▶ **What you need to do**
Report how many lines in the records below contain the word "content". Nothing else belongs in the answer.

▶ **Data in this exercise**
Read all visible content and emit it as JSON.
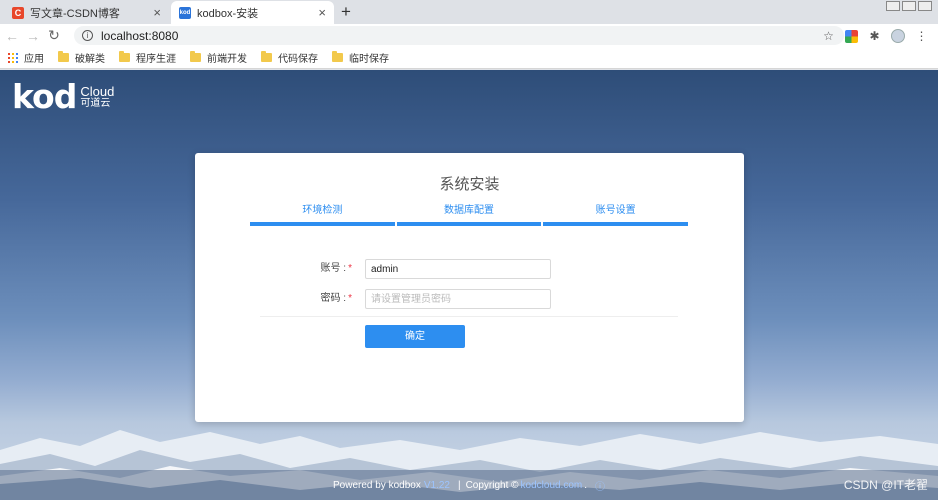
{
  "browser": {
    "tabs": [
      {
        "favicon": "C",
        "title": "写文章-CSDN博客",
        "close": "×"
      },
      {
        "favicon": "kod",
        "title": "kodbox-安装",
        "close": "×"
      }
    ],
    "new_tab": "+",
    "back_icon": "←",
    "forward_icon": "→",
    "reload_icon": "↻",
    "url": "localhost:8080",
    "info_icon": "i",
    "star_icon": "☆",
    "puzzle_icon": "✱",
    "menu_icon": "⋮",
    "bookmarks": [
      {
        "label": "应用"
      },
      {
        "label": "破解类"
      },
      {
        "label": "程序生涯"
      },
      {
        "label": "前端开发"
      },
      {
        "label": "代码保存"
      },
      {
        "label": "临时保存"
      }
    ]
  },
  "page": {
    "logo_main": "kod",
    "logo_cloud": "Cloud",
    "logo_cn": "可道云",
    "title": "系统安装",
    "steps": [
      "环境检测",
      "数据库配置",
      "账号设置"
    ],
    "form": {
      "account_label": "账号 :",
      "account_value": "admin",
      "password_label": "密码 :",
      "password_placeholder": "请设置管理员密码",
      "required_mark": "*",
      "submit": "确定"
    },
    "footer": {
      "powered": "Powered by kodbox",
      "version": "V1.22",
      "separator": "|",
      "copyright": "Copyright ©",
      "link": "kodcloud.com",
      "period": ".",
      "help_icon": "ⓘ"
    },
    "watermark": "CSDN @IT老翟"
  },
  "colors": {
    "accent": "#2d8ef0",
    "required": "#ee3344"
  }
}
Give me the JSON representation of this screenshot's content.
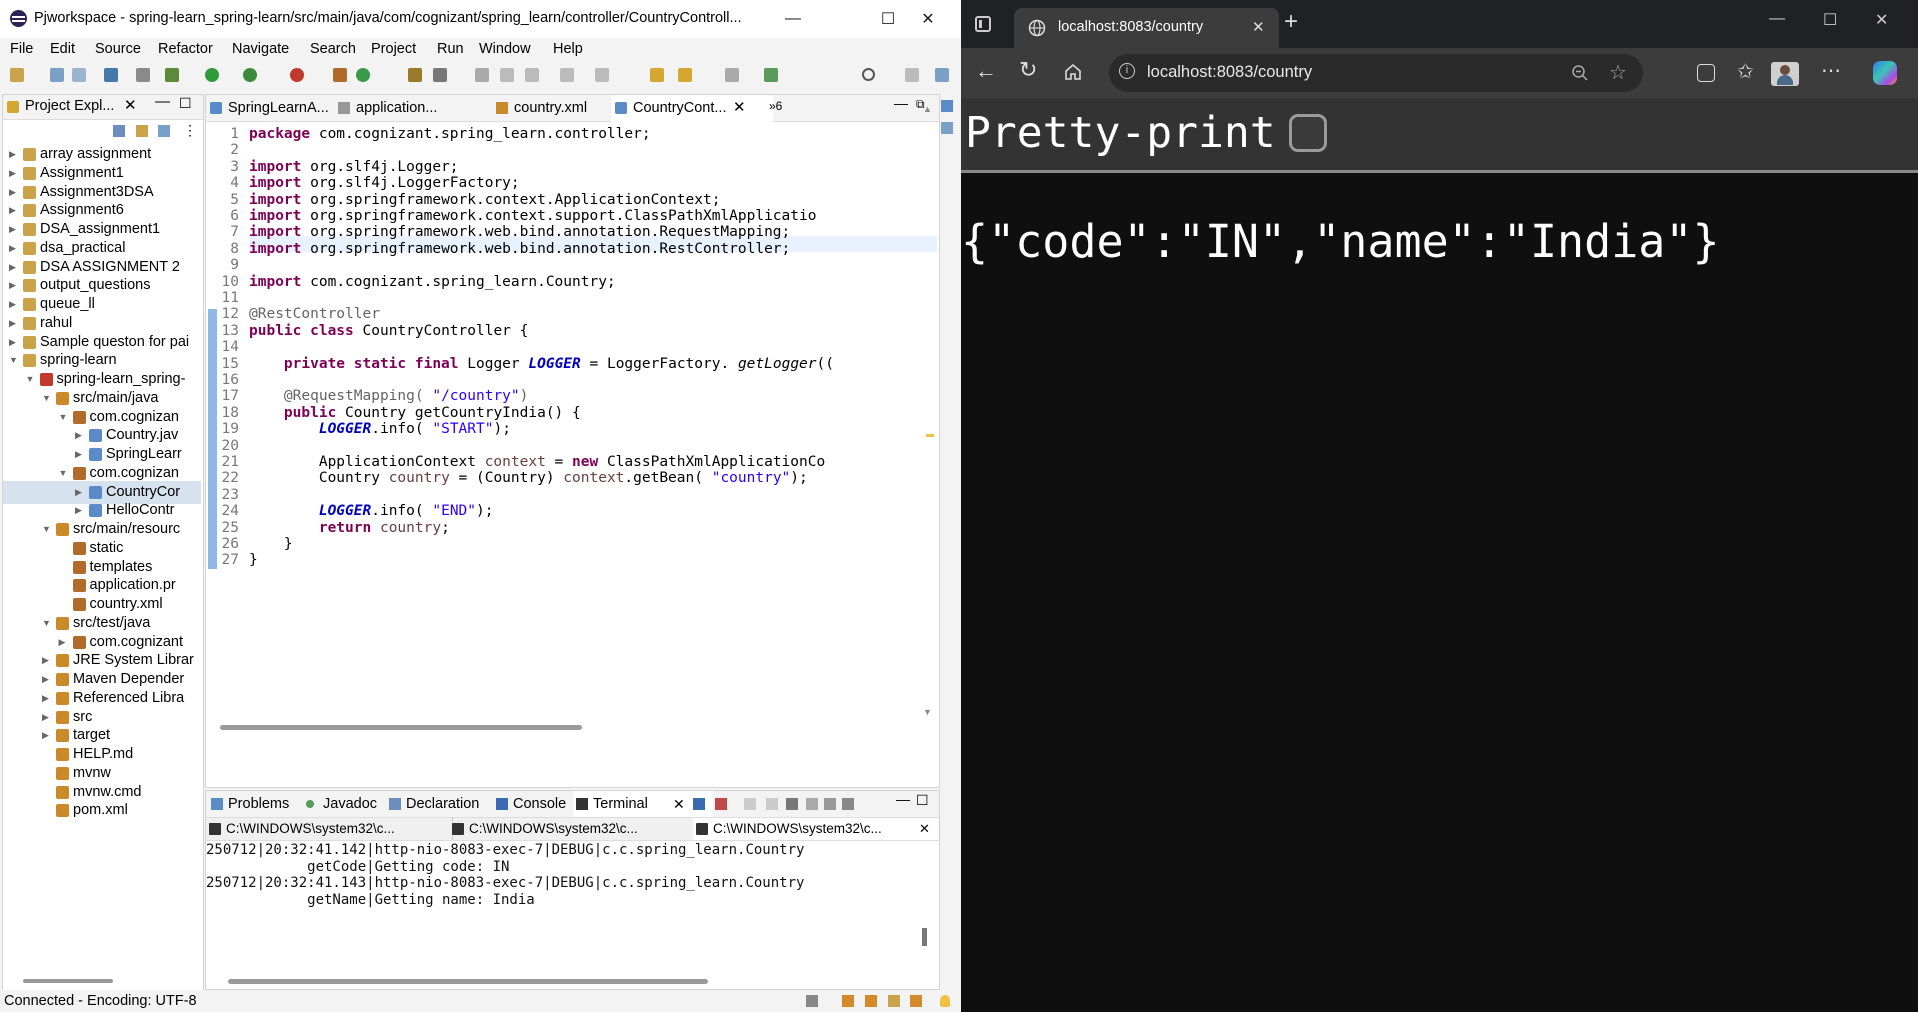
{
  "eclipse": {
    "title": "Pjworkspace - spring-learn_spring-learn/src/main/java/com/cognizant/spring_learn/controller/CountryControll...",
    "window_controls": [
      "—",
      "☐",
      "✕"
    ],
    "menu": [
      "File",
      "Edit",
      "Source",
      "Refactor",
      "Navigate",
      "Search",
      "Project",
      "Run",
      "Window",
      "Help"
    ],
    "project_explorer": {
      "title": "Project Expl...",
      "items": [
        {
          "label": "array assignment",
          "depth": 0,
          "expanded": false
        },
        {
          "label": "Assignment1",
          "depth": 0,
          "expanded": false
        },
        {
          "label": "Assignment3DSA",
          "depth": 0,
          "expanded": false
        },
        {
          "label": "Assignment6",
          "depth": 0,
          "expanded": false
        },
        {
          "label": "DSA_assignment1",
          "depth": 0,
          "expanded": false
        },
        {
          "label": "dsa_practical",
          "depth": 0,
          "expanded": false
        },
        {
          "label": "DSA ASSIGNMENT 2",
          "depth": 0,
          "expanded": false
        },
        {
          "label": "output_questions",
          "depth": 0,
          "expanded": false
        },
        {
          "label": "queue_ll",
          "depth": 0,
          "expanded": false
        },
        {
          "label": "rahul",
          "depth": 0,
          "expanded": false
        },
        {
          "label": "Sample queston for pai",
          "depth": 0,
          "expanded": false
        },
        {
          "label": "spring-learn",
          "depth": 0,
          "expanded": true
        },
        {
          "label": "spring-learn_spring-",
          "depth": 1,
          "expanded": true
        },
        {
          "label": "src/main/java",
          "depth": 2,
          "expanded": true
        },
        {
          "label": "com.cognizan",
          "depth": 3,
          "expanded": true
        },
        {
          "label": "Country.jav",
          "depth": 4,
          "expanded": false
        },
        {
          "label": "SpringLearr",
          "depth": 4,
          "expanded": false
        },
        {
          "label": "com.cognizan",
          "depth": 3,
          "expanded": true
        },
        {
          "label": "CountryCor",
          "depth": 4,
          "expanded": false,
          "selected": true
        },
        {
          "label": "HelloContr",
          "depth": 4,
          "expanded": false
        },
        {
          "label": "src/main/resourc",
          "depth": 2,
          "expanded": true
        },
        {
          "label": "static",
          "depth": 3,
          "leaf": true
        },
        {
          "label": "templates",
          "depth": 3,
          "leaf": true
        },
        {
          "label": "application.pr",
          "depth": 3,
          "leaf": true
        },
        {
          "label": "country.xml",
          "depth": 3,
          "leaf": true
        },
        {
          "label": "src/test/java",
          "depth": 2,
          "expanded": true
        },
        {
          "label": "com.cognizant",
          "depth": 3,
          "expanded": false
        },
        {
          "label": "JRE System Librar",
          "depth": 2,
          "expanded": false
        },
        {
          "label": "Maven Depender",
          "depth": 2,
          "expanded": false
        },
        {
          "label": "Referenced Libra",
          "depth": 2,
          "expanded": false
        },
        {
          "label": "src",
          "depth": 2,
          "expanded": false
        },
        {
          "label": "target",
          "depth": 2,
          "expanded": false
        },
        {
          "label": "HELP.md",
          "depth": 2,
          "leaf": true
        },
        {
          "label": "mvnw",
          "depth": 2,
          "leaf": true
        },
        {
          "label": "mvnw.cmd",
          "depth": 2,
          "leaf": true
        },
        {
          "label": "pom.xml",
          "depth": 2,
          "leaf": true
        }
      ]
    },
    "editor_tabs": [
      {
        "label": "SpringLearnA..."
      },
      {
        "label": "application..."
      },
      {
        "label": "country.xml"
      },
      {
        "label": "CountryCont...",
        "active": true,
        "close": "✕"
      }
    ],
    "editor_overflow": "»6",
    "code_lines": [
      [
        [
          "kw",
          "package"
        ],
        [
          "",
          "com.cognizant.spring_learn.controller;"
        ]
      ],
      [],
      [
        [
          "kw",
          "import"
        ],
        [
          "",
          "org.slf4j.Logger;"
        ]
      ],
      [
        [
          "kw",
          "import"
        ],
        [
          "",
          "org.slf4j.LoggerFactory;"
        ]
      ],
      [
        [
          "kw",
          "import"
        ],
        [
          "",
          "org.springframework.context.ApplicationContext;"
        ]
      ],
      [
        [
          "kw",
          "import"
        ],
        [
          "",
          "org.springframework.context.support.ClassPathXmlApplicatio"
        ]
      ],
      [
        [
          "kw",
          "import"
        ],
        [
          "",
          "org.springframework.web.bind.annotation.RequestMapping;"
        ]
      ],
      [
        [
          "kw",
          "import"
        ],
        [
          "",
          "org.springframework.web.bind.annotation.RestController;"
        ]
      ],
      [],
      [
        [
          "kw",
          "import"
        ],
        [
          "",
          "com.cognizant.spring_learn.Country;"
        ]
      ],
      [],
      [
        [
          "ann",
          "@RestController"
        ]
      ],
      [
        [
          "kw",
          "public class"
        ],
        [
          "",
          "CountryController {"
        ]
      ],
      [],
      [
        [
          "",
          "    "
        ],
        [
          "kw",
          "private static final"
        ],
        [
          "",
          "Logger"
        ],
        [
          "fld",
          "LOGGER"
        ],
        [
          "",
          "= LoggerFactory."
        ],
        [
          "it",
          "getLogger"
        ],
        [
          "",
          "(("
        ]
      ],
      [],
      [
        [
          "",
          "    "
        ],
        [
          "ann",
          "@RequestMapping("
        ],
        [
          "str",
          "\"/country\""
        ],
        [
          "ann",
          ")"
        ]
      ],
      [
        [
          "",
          "    "
        ],
        [
          "kw",
          "public"
        ],
        [
          "",
          "Country getCountryIndia() {"
        ]
      ],
      [
        [
          "",
          "        "
        ],
        [
          "fld",
          "LOGGER"
        ],
        [
          "",
          ".info("
        ],
        [
          "str",
          "\"START\""
        ],
        [
          "",
          ");"
        ]
      ],
      [],
      [
        [
          "",
          "        ApplicationContext "
        ],
        [
          "var",
          "context"
        ],
        [
          "",
          "= "
        ],
        [
          "kw",
          "new"
        ],
        [
          "",
          "ClassPathXmlApplicationCo"
        ]
      ],
      [
        [
          "",
          "        Country "
        ],
        [
          "var",
          "country"
        ],
        [
          "",
          "= (Country) "
        ],
        [
          "var",
          "context"
        ],
        [
          "",
          ".getBean("
        ],
        [
          "str",
          "\"country\""
        ],
        [
          "",
          ");"
        ]
      ],
      [],
      [
        [
          "",
          "        "
        ],
        [
          "fld",
          "LOGGER"
        ],
        [
          "",
          ".info("
        ],
        [
          "str",
          "\"END\""
        ],
        [
          "",
          ");"
        ]
      ],
      [
        [
          "",
          "        "
        ],
        [
          "kw",
          "return"
        ],
        [
          "var",
          "country"
        ],
        [
          "",
          ";"
        ]
      ],
      [
        [
          "",
          "    }"
        ]
      ],
      [
        [
          "",
          "}"
        ]
      ]
    ],
    "bottom_tabs": [
      {
        "label": "Problems"
      },
      {
        "label": "Javadoc"
      },
      {
        "label": "Declaration"
      },
      {
        "label": "Console"
      },
      {
        "label": "Terminal",
        "active": true,
        "close": "✕"
      }
    ],
    "terminal_tabs": [
      {
        "label": "C:\\WINDOWS\\system32\\c..."
      },
      {
        "label": "C:\\WINDOWS\\system32\\c..."
      },
      {
        "label": "C:\\WINDOWS\\system32\\c...",
        "active": true,
        "close": "✕"
      }
    ],
    "terminal_lines": [
      "250712|20:32:41.142|http-nio-8083-exec-7|DEBUG|c.c.spring_learn.Country",
      "            getCode|Getting code: IN",
      "250712|20:32:41.143|http-nio-8083-exec-7|DEBUG|c.c.spring_learn.Country",
      "            getName|Getting name: India"
    ],
    "status": "Connected - Encoding: UTF-8"
  },
  "browser": {
    "tab_title": "localhost:8083/country",
    "tab_close": "✕",
    "new_tab": "+",
    "url": "localhost:8083/country",
    "window_controls": [
      "—",
      "☐",
      "✕"
    ],
    "pretty_print_label": "Pretty-print",
    "json_body": "{\"code\":\"IN\",\"name\":\"India\"}"
  },
  "colors": {
    "keyword": "#7f0055",
    "string": "#2a00ff",
    "annotation": "#646464",
    "field": "#0000c0",
    "local_var": "#6a3e3e",
    "browser_bg": "#0f0f0f",
    "browser_chrome": "#3c3c3c"
  }
}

▶ **Solution for this task**
2